Margaret (Meg) Crane lived most of her life in St. Louis, was associate editor of the Jewish Light in the early 70s and from 2001-2012, was senior writer for Jewish Federation. Two years ago, she moved to New York City to be closer to family living there. Barbara Ballinger, originally from New York, lived in St. Louis for 23 years and worked at the St. Louis Post Dispatch. She now lives in upstate New York.
More than six years ago, we started to write a blog called Life Lessons at 50 Plus. At 50-plus years—and proud of it—and as reporters who have researched and written about a variety of topics through the decades, and experienced a great deal, both wonderful, sad, and even tragic, we thought we had much to share.
Doesn’t everyone who writes a blog?
We were also proud of our long-term friendship and writing partnership of then 27 years. We led parallel lives–raised five children collectively to be independent young adults while we became self-supporting single women, who back then found time to help our aging moms who were in their 90s. At the same time, we pursued our writing and speaking careers, squeezed in time to travel, read, cook, exercise, and entertain. And after the huge heartache of losing our respective spouses to divorce and death, we each slowly began to carve out new lives, something we both never expected to do or at least not then.

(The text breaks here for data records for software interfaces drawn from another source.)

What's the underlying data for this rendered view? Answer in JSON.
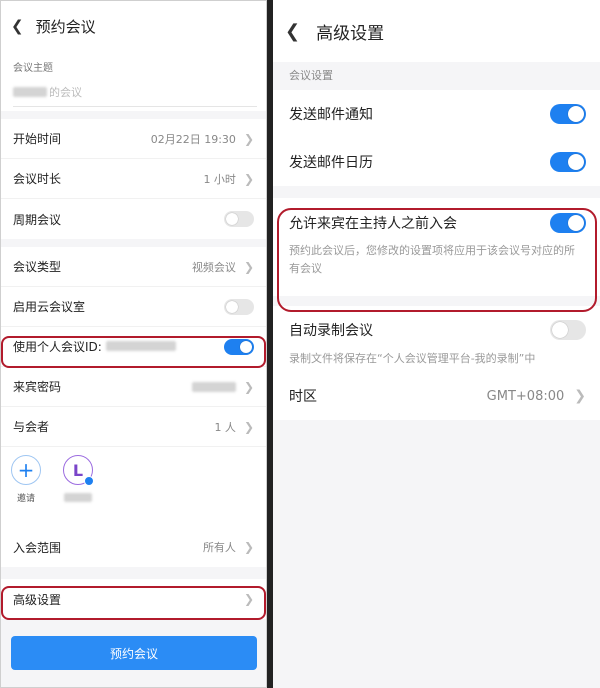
{
  "left": {
    "title": "预约会议",
    "topic_label": "会议主题",
    "topic_value": "的会议",
    "rows": {
      "start_time": {
        "label": "开始时间",
        "value": "02月22日 19:30"
      },
      "duration": {
        "label": "会议时长",
        "value": "1 小时"
      },
      "recurring": {
        "label": "周期会议",
        "toggle": false
      },
      "meeting_type": {
        "label": "会议类型",
        "value": "视频会议"
      },
      "cloud_room": {
        "label": "启用云会议室",
        "toggle": false
      },
      "personal_id": {
        "label": "使用个人会议ID:",
        "toggle": true
      },
      "guest_password": {
        "label": "来宾密码"
      },
      "attendees": {
        "label": "与会者",
        "value": "1 人"
      },
      "join_scope": {
        "label": "入会范围",
        "value": "所有人"
      },
      "advanced": {
        "label": "高级设置"
      }
    },
    "invite_label": "邀请",
    "avatar_initial": "L",
    "book_button": "预约会议"
  },
  "right": {
    "title": "高级设置",
    "group_label": "会议设置",
    "send_email_notice": {
      "label": "发送邮件通知",
      "toggle": true
    },
    "send_email_calendar": {
      "label": "发送邮件日历",
      "toggle": true
    },
    "allow_before_host": {
      "label": "允许来宾在主持人之前入会",
      "toggle": true,
      "description": "预约此会议后，您修改的设置项将应用于该会议号对应的所有会议"
    },
    "auto_record": {
      "label": "自动录制会议",
      "toggle": false,
      "description": "录制文件将保存在“个人会议管理平台-我的录制”中"
    },
    "timezone": {
      "label": "时区",
      "value": "GMT+08:00"
    }
  },
  "colors": {
    "accent": "#1e80f0",
    "highlight": "#b21b2c"
  }
}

Doing so meant redoing our lives, jumbling up the puzzle pieces, and putting them together in a new configuration. Barbara’s happened first, almost 22 years ago, after she was married for 31 years, then dumped, as she likes to describe the upheaval. Margaret, “Meg,” was married longer–42 years. With their children grown, Meg and her husband planned to spend time together as a twosome. She called it the payoff years—time to pay themselves back for raising three kids and all their hard work. Then, the fates intervened. Her husband got sick, almost out of the blue, then sicker and sicker. Five years after his diagnosis, consulting different types of physicians and undergoing myriad treatments that succeeded at first, then failed, he died in a St. Louis hospital.
We Each Cried
We each cried as our lives unraveled like balls of yarn, consoled one another, and were fortunate to have our children, other relatives, and close friends to cheer us on. We tried hard to stop the scripts that kept running in our heads: We’ll be alone forever, life is almost over, we’ll never smile and laugh again. It was a huge challenge without the guarantee of a happy Hollywood ending.
Gradually, we felt we made progress, then were surprised when we backpedaled. But we kept at it, determined to move forward. We wanted desperately to knit new lives, which we knew would be very different than our prior ones, yet still could be joyous, exciting and even romantic (or so we hoped). We had read and met role models to offer suggestions, found therapists and support groups for more ideas,
We have each done this over the last six years while continuing to write our weekly blog and subsequently two books: Suddenly Single after 50: The Girlfriends’ Guide to Navigating Loss, Restoring Hope, and Rebuilding Your Life(2016), and Not Dead Yet: Rebooting Your Life after 50 (2021).
Learning New Ways
In each case, the blogs and books contain many nuggets of information and help from us, other women and men and experts, as well as real-life poignant stories and lots of humor. In addition to making new friends and testing new experiences–investing funds, selling a home and a car, throwing a dinner party solo for the first time or going up in a small plane when fearful of all flight, we each started to date. We tried different ways to meet men that felt comfortable. We each have our different styles, dissimilar escapades to share, and found romance, intimacy, and companionship again. It’s definitely a new game when your dates are more than 50 years of age.
In fact, everything about life at this stage seems so fresh and different, and sometimes even uncomfortable. Soon dating even faded into the background, becoming just one part of our new busy lives. Many facets represented big challenges such as when to let go of a platonic friendship or toxic relationship that no longer works, or how to lose those unwanted pounds when our metabolism has drastically slowed yet appetites are still robust.
What It’s All About
Our reporter/writer DNA, our curiosity, passion for asking questions and storytelling, have given us many worthwhile sagas, experiences and humorous anecdotes to share. And this is what the blogs that will follow are all about—a relatable, conversational way to help many of you who walk in similar shoes. You also may have grown children who still need parenting occasionally but also want desperately to be listened to and tell you what to do when they put away their cells. We are at an age where many of us are dealing with aging parents, if you’re so lucky to still have them alive or at least one. You also may still work or be retired and volunteer. We’re probably more similar than dissimilar as we age and face multiple health problems—replacing knees and hips, having cataracts, buying hearing aids and so on.
So, come along with us on our shared journeys, read the blogs that are honest and straightforward about an array of topics, all germane to living well @50 plus. We welcome your feedback, tweets and suggestions for topics. We’re here to help you as we’ve helped one another. Life keeps offering lessons, thank goodness for those like us who always love to learn for we’re “Not Dead Yet.”
Learn more about Barbara Ballinger and Margaret Crane at their website: LifeLessonsat50Plus.com